[Records from a data source]
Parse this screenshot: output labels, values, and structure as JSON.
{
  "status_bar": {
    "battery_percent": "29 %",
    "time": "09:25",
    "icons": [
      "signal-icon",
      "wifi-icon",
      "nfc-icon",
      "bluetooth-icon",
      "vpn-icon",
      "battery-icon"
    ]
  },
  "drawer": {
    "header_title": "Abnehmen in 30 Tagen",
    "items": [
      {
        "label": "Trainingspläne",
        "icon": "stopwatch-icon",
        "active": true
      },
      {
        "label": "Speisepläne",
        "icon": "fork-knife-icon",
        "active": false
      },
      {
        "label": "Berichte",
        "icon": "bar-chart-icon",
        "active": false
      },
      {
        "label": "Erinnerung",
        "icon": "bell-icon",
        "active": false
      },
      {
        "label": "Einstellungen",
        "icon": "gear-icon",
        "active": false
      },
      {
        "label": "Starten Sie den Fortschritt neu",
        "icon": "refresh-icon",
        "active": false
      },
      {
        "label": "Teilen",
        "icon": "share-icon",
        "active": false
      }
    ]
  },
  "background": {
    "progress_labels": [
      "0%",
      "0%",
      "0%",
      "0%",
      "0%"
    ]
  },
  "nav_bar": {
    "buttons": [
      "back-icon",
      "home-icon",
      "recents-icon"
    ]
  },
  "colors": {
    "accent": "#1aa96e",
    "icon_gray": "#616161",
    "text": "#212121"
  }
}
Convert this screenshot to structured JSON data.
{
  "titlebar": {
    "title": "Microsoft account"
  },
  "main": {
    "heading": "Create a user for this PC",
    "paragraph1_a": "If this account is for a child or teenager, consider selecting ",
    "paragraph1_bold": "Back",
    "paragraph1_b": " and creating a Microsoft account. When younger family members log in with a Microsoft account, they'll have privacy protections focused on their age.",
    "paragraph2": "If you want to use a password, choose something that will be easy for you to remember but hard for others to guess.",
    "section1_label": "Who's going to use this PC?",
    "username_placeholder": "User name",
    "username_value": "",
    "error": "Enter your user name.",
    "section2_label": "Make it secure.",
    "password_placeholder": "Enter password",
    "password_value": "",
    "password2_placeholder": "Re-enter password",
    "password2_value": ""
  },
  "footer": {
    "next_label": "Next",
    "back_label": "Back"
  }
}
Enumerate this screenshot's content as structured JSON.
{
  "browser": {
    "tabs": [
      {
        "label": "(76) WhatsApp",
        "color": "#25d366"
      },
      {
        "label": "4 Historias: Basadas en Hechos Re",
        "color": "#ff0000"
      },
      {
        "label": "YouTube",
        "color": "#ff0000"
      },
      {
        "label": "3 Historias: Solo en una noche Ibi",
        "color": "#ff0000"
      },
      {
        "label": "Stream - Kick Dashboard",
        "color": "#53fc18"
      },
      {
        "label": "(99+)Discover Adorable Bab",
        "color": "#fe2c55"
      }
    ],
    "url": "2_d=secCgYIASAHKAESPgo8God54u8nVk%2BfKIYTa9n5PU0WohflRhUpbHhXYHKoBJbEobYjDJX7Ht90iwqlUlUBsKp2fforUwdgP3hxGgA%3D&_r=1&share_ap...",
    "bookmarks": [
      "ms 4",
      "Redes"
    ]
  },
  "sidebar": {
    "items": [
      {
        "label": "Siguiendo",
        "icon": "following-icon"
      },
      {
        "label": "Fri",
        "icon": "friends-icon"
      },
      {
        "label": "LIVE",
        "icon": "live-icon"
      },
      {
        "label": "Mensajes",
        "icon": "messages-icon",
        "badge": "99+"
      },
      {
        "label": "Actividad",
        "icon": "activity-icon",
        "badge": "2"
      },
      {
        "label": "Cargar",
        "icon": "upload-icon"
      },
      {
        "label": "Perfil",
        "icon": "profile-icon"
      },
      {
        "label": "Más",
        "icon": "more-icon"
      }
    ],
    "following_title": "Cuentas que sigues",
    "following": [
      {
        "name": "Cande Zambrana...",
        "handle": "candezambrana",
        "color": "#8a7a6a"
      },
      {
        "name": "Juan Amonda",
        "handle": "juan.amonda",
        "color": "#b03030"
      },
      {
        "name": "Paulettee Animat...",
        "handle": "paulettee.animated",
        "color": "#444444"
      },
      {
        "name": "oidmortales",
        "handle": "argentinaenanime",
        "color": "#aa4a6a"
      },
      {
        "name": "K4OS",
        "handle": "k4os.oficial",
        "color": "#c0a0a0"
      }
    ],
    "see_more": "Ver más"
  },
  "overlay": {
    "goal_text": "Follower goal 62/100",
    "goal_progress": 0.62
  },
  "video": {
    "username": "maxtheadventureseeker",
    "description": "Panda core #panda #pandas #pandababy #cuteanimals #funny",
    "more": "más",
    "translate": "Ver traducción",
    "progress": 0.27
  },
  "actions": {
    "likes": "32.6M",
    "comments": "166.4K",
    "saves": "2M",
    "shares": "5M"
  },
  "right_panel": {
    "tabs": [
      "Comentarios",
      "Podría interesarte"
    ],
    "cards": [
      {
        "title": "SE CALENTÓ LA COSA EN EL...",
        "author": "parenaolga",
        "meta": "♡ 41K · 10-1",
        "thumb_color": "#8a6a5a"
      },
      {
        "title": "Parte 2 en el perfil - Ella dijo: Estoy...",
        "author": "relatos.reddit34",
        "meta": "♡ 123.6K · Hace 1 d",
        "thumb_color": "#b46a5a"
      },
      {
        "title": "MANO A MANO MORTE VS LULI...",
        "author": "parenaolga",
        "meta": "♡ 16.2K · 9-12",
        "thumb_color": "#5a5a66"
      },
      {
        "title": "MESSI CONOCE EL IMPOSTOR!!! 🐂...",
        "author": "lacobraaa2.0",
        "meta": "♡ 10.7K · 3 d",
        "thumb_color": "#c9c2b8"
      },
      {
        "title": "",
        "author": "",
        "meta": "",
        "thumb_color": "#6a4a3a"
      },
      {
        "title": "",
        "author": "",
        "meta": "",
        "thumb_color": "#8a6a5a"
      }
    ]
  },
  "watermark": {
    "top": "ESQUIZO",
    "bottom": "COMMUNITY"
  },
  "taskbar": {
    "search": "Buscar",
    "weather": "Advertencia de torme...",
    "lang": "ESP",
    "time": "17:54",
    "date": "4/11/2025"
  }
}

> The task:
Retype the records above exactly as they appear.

> Your solution:
Parse this screenshot: output labels, values, and structure as JSON.
{
  "status_bar": {
    "battery_percent": "29 %",
    "time": "09:25",
    "icons": [
      "signal-icon",
      "wifi-icon",
      "nfc-icon",
      "bluetooth-icon",
      "vpn-icon",
      "battery-icon"
    ]
  },
  "drawer": {
    "header_title": "Abnehmen in 30 Tagen",
    "items": [
      {
        "label": "Trainingspläne",
        "icon": "stopwatch-icon",
        "active": true
      },
      {
        "label": "Speisepläne",
        "icon": "fork-knife-icon",
        "active": false
      },
      {
        "label": "Berichte",
        "icon": "bar-chart-icon",
        "active": false
      },
      {
        "label": "Erinnerung",
        "icon": "bell-icon",
        "active": false
      },
      {
        "label": "Einstellungen",
        "icon": "gear-icon",
        "active": false
      },
      {
        "label": "Starten Sie den Fortschritt neu",
        "icon": "refresh-icon",
        "active": false
      },
      {
        "label": "Teilen",
        "icon": "share-icon",
        "active": false
      }
    ]
  },
  "background": {
    "progress_labels": [
      "0%",
      "0%",
      "0%",
      "0%",
      "0%"
    ]
  },
  "nav_bar": {
    "buttons": [
      "back-icon",
      "home-icon",
      "recents-icon"
    ]
  },
  "colors": {
    "accent": "#1aa96e",
    "icon_gray": "#616161",
    "text": "#212121"
  }
}
Convert this screenshot to structured JSON data.
{
  "titlebar": {
    "title": "Microsoft account"
  },
  "main": {
    "heading": "Create a user for this PC",
    "paragraph1_a": "If this account is for a child or teenager, consider selecting ",
    "paragraph1_bold": "Back",
    "paragraph1_b": " and creating a Microsoft account. When younger family members log in with a Microsoft account, they'll have privacy protections focused on their age.",
    "paragraph2": "If you want to use a password, choose something that will be easy for you to remember but hard for others to guess.",
    "section1_label": "Who's going to use this PC?",
    "username_placeholder": "User name",
    "username_value": "",
    "error": "Enter your user name.",
    "section2_label": "Make it secure.",
    "password_placeholder": "Enter password",
    "password_value": "",
    "password2_placeholder": "Re-enter password",
    "password2_value": ""
  },
  "footer": {
    "next_label": "Next",
    "back_label": "Back"
  }
}
Enumerate this screenshot's content as structured JSON.
{
  "browser": {
    "tabs": [
      {
        "label": "(76) WhatsApp",
        "color": "#25d366"
      },
      {
        "label": "4 Historias: Basadas en Hechos Re",
        "color": "#ff0000"
      },
      {
        "label": "YouTube",
        "color": "#ff0000"
      },
      {
        "label": "3 Historias: Solo en una noche Ibi",
        "color": "#ff0000"
      },
      {
        "label": "Stream - Kick Dashboard",
        "color": "#53fc18"
      },
      {
        "label": "(99+)Discover Adorable Bab",
        "color": "#fe2c55"
      }
    ],
    "url": "2_d=secCgYIASAHKAESPgo8God54u8nVk%2BfKIYTa9n5PU0WohflRhUpbHhXYHKoBJbEobYjDJX7Ht90iwqlUlUBsKp2fforUwdgP3hxGgA%3D&_r=1&share_ap...",
    "bookmarks": [
      "ms 4",
      "Redes"
    ]
  },
  "sidebar": {
    "items": [
      {
        "label": "Siguiendo",
        "icon": "following-icon"
      },
      {
        "label": "Fri",
        "icon": "friends-icon"
      },
      {
        "label": "LIVE",
        "icon": "live-icon"
      },
      {
        "label": "Mensajes",
        "icon": "messages-icon",
        "badge": "99+"
      },
      {
        "label": "Actividad",
        "icon": "activity-icon",
        "badge": "2"
      },
      {
        "label": "Cargar",
        "icon": "upload-icon"
      },
      {
        "label": "Perfil",
        "icon": "profile-icon"
      },
      {
        "label": "Más",
        "icon": "more-icon"
      }
    ],
    "following_title": "Cuentas que sigues",
    "following": [
      {
        "name": "Cande Zambrana...",
        "handle": "candezambrana",
        "color": "#8a7a6a"
      },
      {
        "name": "Juan Amonda",
        "handle": "juan.amonda",
        "color": "#b03030"
      },
      {
        "name": "Paulettee Animat...",
        "handle": "paulettee.animated",
        "color": "#444444"
      },
      {
        "name": "oidmortales",
        "handle": "argentinaenanime",
        "color": "#aa4a6a"
      },
      {
        "name": "K4OS",
        "handle": "k4os.oficial",
        "color": "#c0a0a0"
      }
    ],
    "see_more": "Ver más"
  },
  "overlay": {
    "goal_text": "Follower goal 62/100",
    "goal_progress": 0.62
  },
  "video": {
    "username": "maxtheadventureseeker",
    "description": "Panda core #panda #pandas #pandababy #cuteanimals #funny",
    "more": "más",
    "translate": "Ver traducción",
    "progress": 0.27
  },
  "actions": {
    "likes": "32.6M",
    "comments": "166.4K",
    "saves": "2M",
    "shares": "5M"
  },
  "right_panel": {
    "tabs": [
      "Comentarios",
      "Podría interesarte"
    ],
    "cards": [
      {
        "title": "SE CALENTÓ LA COSA EN EL...",
        "author": "parenaolga",
        "meta": "♡ 41K · 10-1",
        "thumb_color": "#8a6a5a"
      },
      {
        "title": "Parte 2 en el perfil - Ella dijo: Estoy...",
        "author": "relatos.reddit34",
        "meta": "♡ 123.6K · Hace 1 d",
        "thumb_color": "#b46a5a"
      },
      {
        "title": "MANO A MANO MORTE VS LULI...",
        "author": "parenaolga",
        "meta": "♡ 16.2K · 9-12",
        "thumb_color": "#5a5a66"
      },
      {
        "title": "MESSI CONOCE EL IMPOSTOR!!! 🐂...",
        "author": "lacobraaa2.0",
        "meta": "♡ 10.7K · 3 d",
        "thumb_color": "#c9c2b8"
      },
      {
        "title": "",
        "author": "",
        "meta": "",
        "thumb_color": "#6a4a3a"
      },
      {
        "title": "",
        "author": "",
        "meta": "",
        "thumb_color": "#8a6a5a"
      }
    ]
  },
  "watermark": {
    "top": "ESQUIZO",
    "bottom": "COMMUNITY"
  },
  "taskbar": {
    "search": "Buscar",
    "weather": "Advertencia de torme...",
    "lang": "ESP",
    "time": "17:54",
    "date": "4/11/2025"
  }
}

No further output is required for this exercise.